Data excerpts:
· · · · · · ·
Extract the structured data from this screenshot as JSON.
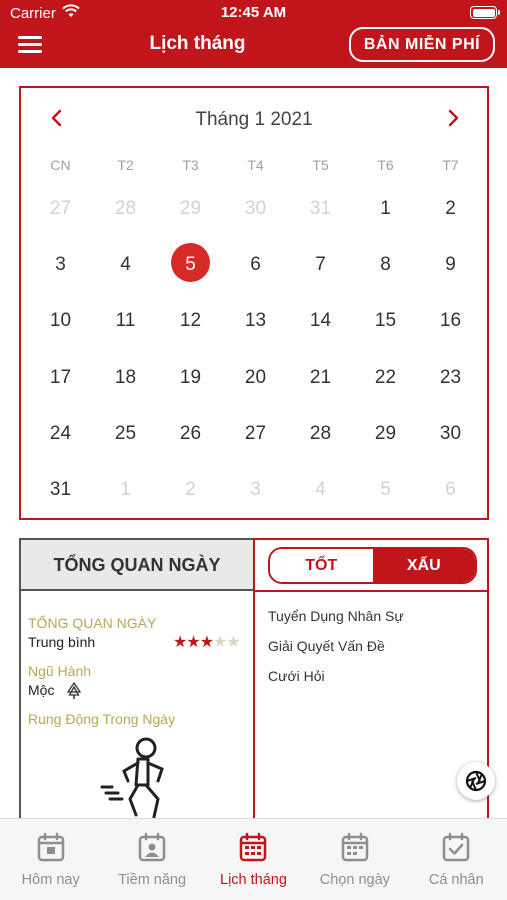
{
  "status_bar": {
    "carrier": "Carrier",
    "time": "12:45 AM"
  },
  "header": {
    "title": "Lịch tháng",
    "free_button": "BẢN MIỄN PHÍ",
    "menu_icon": "hamburger-icon"
  },
  "calendar": {
    "month_title": "Tháng 1 2021",
    "prev_icon": "chevron-left-icon",
    "next_icon": "chevron-right-icon",
    "weekdays": [
      "CN",
      "T2",
      "T3",
      "T4",
      "T5",
      "T6",
      "T7"
    ],
    "weeks": [
      [
        {
          "d": "27",
          "m": true
        },
        {
          "d": "28",
          "m": true
        },
        {
          "d": "29",
          "m": true
        },
        {
          "d": "30",
          "m": true
        },
        {
          "d": "31",
          "m": true
        },
        {
          "d": "1"
        },
        {
          "d": "2"
        }
      ],
      [
        {
          "d": "3"
        },
        {
          "d": "4"
        },
        {
          "d": "5",
          "sel": true
        },
        {
          "d": "6"
        },
        {
          "d": "7"
        },
        {
          "d": "8"
        },
        {
          "d": "9"
        }
      ],
      [
        {
          "d": "10"
        },
        {
          "d": "11"
        },
        {
          "d": "12"
        },
        {
          "d": "13"
        },
        {
          "d": "14"
        },
        {
          "d": "15"
        },
        {
          "d": "16"
        }
      ],
      [
        {
          "d": "17"
        },
        {
          "d": "18"
        },
        {
          "d": "19"
        },
        {
          "d": "20"
        },
        {
          "d": "21"
        },
        {
          "d": "22"
        },
        {
          "d": "23"
        }
      ],
      [
        {
          "d": "24"
        },
        {
          "d": "25"
        },
        {
          "d": "26"
        },
        {
          "d": "27"
        },
        {
          "d": "28"
        },
        {
          "d": "29"
        },
        {
          "d": "30"
        }
      ],
      [
        {
          "d": "31"
        },
        {
          "d": "1",
          "m": true
        },
        {
          "d": "2",
          "m": true
        },
        {
          "d": "3",
          "m": true
        },
        {
          "d": "4",
          "m": true
        },
        {
          "d": "5",
          "m": true
        },
        {
          "d": "6",
          "m": true
        }
      ]
    ],
    "selected_day": "5"
  },
  "overview": {
    "heading": "TỔNG QUAN NGÀY",
    "section1_label": "TỔNG QUAN NGÀY",
    "section1_value": "Trung bình",
    "rating": {
      "value": 3,
      "max": 5
    },
    "section2_label": "Ngũ Hành",
    "section2_value": "Mộc",
    "section3_label": "Rung Động Trong Ngày"
  },
  "good_bad": {
    "tab_good": "TỐT",
    "tab_bad": "XẤU",
    "active_tab": "XẤU",
    "items": [
      "Tuyển Dụng Nhân Sự",
      "Giải Quyết Vấn Đề",
      "Cưới Hỏi"
    ]
  },
  "tabbar": {
    "tabs": [
      {
        "label": "Hôm nay",
        "icon": "today-icon"
      },
      {
        "label": "Tiềm năng",
        "icon": "profile-calendar-icon"
      },
      {
        "label": "Lịch tháng",
        "icon": "month-calendar-icon",
        "active": true
      },
      {
        "label": "Chọn ngày",
        "icon": "choose-day-icon"
      },
      {
        "label": "Cá nhân",
        "icon": "personal-check-icon"
      }
    ]
  },
  "colors": {
    "brand_red": "#c0161b",
    "gold_label": "#b9a65a",
    "muted_day": "#d2d2d2"
  }
}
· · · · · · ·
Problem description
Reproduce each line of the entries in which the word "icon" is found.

The answer
    "menu_icon": "hamburger-icon"
    "prev_icon": "chevron-left-icon",
    "next_icon": "chevron-right-icon",
        "icon": "today-icon"
        "icon": "profile-calendar-icon"
        "icon": "month-calendar-icon",
        "icon": "choose-day-icon"
        "icon": "personal-check-icon"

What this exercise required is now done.